Are there ever enough Christmas cookies, I wonder? According to friends, no. I purchase holiday cardboard boxes for packaging my cookies, and usually end up giving most of them away.
It was a good year, Christmas cookie-wise. I started with the most important, the Moravian cookies for the Christmas tree, thinly rolled and cut out with my family’s old shapes, outlined in royal icing. I made the switch from my mother’s to another cookie recipe (heaven help me), this one from the seventh edition of “Joy of Cooking.” They get tied with curling ribbon and hung on my tree and others throughout the Capital Region.
The other difficult ones, the rainbow cookies, are up next. Impressive and worth the two days invested in them, they are made with almond paste and two kinds of jam, topped with chocolate. I know people who bang these out; they’re still tricky for me. The recipe makes a lot.

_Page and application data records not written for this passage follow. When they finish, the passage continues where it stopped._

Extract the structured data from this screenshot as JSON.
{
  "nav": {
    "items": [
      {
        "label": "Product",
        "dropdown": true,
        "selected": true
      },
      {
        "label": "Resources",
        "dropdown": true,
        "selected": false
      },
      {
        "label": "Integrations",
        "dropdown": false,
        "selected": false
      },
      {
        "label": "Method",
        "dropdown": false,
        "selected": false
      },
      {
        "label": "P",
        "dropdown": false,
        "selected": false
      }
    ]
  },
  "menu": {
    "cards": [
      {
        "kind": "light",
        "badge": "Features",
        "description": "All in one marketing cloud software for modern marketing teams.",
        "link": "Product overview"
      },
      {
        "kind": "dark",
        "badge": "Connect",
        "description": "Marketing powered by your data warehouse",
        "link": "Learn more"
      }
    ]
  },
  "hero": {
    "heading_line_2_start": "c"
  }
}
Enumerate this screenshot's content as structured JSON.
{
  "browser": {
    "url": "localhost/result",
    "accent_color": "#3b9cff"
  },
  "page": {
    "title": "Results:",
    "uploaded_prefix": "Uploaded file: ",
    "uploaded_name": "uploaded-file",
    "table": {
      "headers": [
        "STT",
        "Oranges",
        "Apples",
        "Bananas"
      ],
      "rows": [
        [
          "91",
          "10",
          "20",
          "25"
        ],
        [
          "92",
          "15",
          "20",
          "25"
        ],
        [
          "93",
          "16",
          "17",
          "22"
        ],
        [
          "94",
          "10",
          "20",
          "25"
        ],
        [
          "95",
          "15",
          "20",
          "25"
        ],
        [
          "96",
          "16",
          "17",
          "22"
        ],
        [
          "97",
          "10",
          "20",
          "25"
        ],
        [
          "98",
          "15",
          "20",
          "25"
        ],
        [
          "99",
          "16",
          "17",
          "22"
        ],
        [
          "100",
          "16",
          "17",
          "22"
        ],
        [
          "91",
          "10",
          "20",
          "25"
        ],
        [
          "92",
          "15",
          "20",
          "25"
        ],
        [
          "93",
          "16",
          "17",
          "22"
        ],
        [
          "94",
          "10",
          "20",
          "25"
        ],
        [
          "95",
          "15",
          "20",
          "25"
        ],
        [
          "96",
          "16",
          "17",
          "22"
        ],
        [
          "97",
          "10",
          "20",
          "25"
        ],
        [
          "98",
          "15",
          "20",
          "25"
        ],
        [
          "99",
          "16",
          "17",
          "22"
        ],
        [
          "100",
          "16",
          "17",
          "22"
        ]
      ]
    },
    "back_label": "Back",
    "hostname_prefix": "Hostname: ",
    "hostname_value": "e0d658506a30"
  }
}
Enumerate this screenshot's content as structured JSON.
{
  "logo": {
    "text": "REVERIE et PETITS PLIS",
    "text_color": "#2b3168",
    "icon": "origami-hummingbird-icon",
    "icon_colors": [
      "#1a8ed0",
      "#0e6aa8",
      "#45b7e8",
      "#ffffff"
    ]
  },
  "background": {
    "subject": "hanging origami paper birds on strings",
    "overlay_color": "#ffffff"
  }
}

Next up: spritz. These are very popular, since the proportion of butter and egg yolk to flour makes them rich. Last year, husband bought me an Italian-made, all-metal Marcato “biscuits machine” which pops out cookies like nothing I’ve ever used. I made two batches, one tinted light pink. They go quick, so I made another batch about a week later.
The next session I rolled a batch of sugar-cookie dough into linzer-type sandwiches, with raspberry and apricot jam filling. I used a patterned rolling pin to emboss the bottoms, and cut stars into the tops to allow the brightly colored jam to peek through.
Another day I knocked out more sugar-cookie dough, this time for snowflakes. Half are turned into cutout flakes, intricate, delicate and tricky to get right. The blue, purple and white sanding sugar I use on these always reminds me of the Disney movie “Frozen.”
The rest of that batch gets punched out with small snowflake cutters that emboss an intricate pattern on top. They need just a squiggle of chocolate and some winter-themed nonpareils.
Who doesn’t love shortbread? Nobody, I’ve discovered, so I made two batches of those, too. I make dainty ones — trees, six-pointed stars, holly leaves, bells — and decorate them with just enough colored sugar in the middle to show up. Their small size allows me to maximize the space in the cookie boxes. Imported butter shines here.
Somewhere in there I made molasses sugar cookies amped up with extra spices, rolled in sparkling sugar. Crowd-pleasers, too: They were gone before Christmas. I never got around to that second batch.
It’s nice to have a mix of flavors, shapes and colors. This year I tinted white chocolate melting wafers pink and green for dipping the first spritz cookies. The last batch was dipped in dark and milk chocolate. Warm spices, butter, chocolate and fruit-flavored jam make a nice combination on a cookie tray.
My cookies are decorated with colored sugar and nonpareils in holiday colors, not too much. Restraint is important to me. You don’t have to hit someone over the head with red and green; a hint does the job.
What I didn’t get to this year: the tricky checkerboard black-and-white cookies, made with shortening. They were my favorite as a kid but I sometimes skip them because I can’t get them perfectly square. Or even close. Also, what we called sour cream cookies, flaky layers with lots of vanilla sugar. They look like palmiers, or elephant ears. They are the messiest thing I’ve ever made.
The family cookies we grew up with and I don’t carry on making are lebkuchen and pfeffernuss, but my sister-in-law still does those so I don’t feel they’re lost. But the big gingerbread men, destined for the tree, and large spice cookies cut out and decorated with a paper picture of Father Christmas, or macaroons — no one in my family makes those anymore.
Mom wrote a list of holiday cookies on the first page of her old scrapbook cookbook, presumably the ones she made early on. Later she added spritz and macaroons.
Mom’s Christmas cookie list evolved; mine has, too. The basic lineup, what I did this year, has stayed the same for a long time.
Some kinds I don’t make anymore, like the messy ones and the ones with coconut, and some I add because they have meaning or are especially decorative or tasty.
Eric has only one requirement for Christmas cookies: “Don’t give them all away.”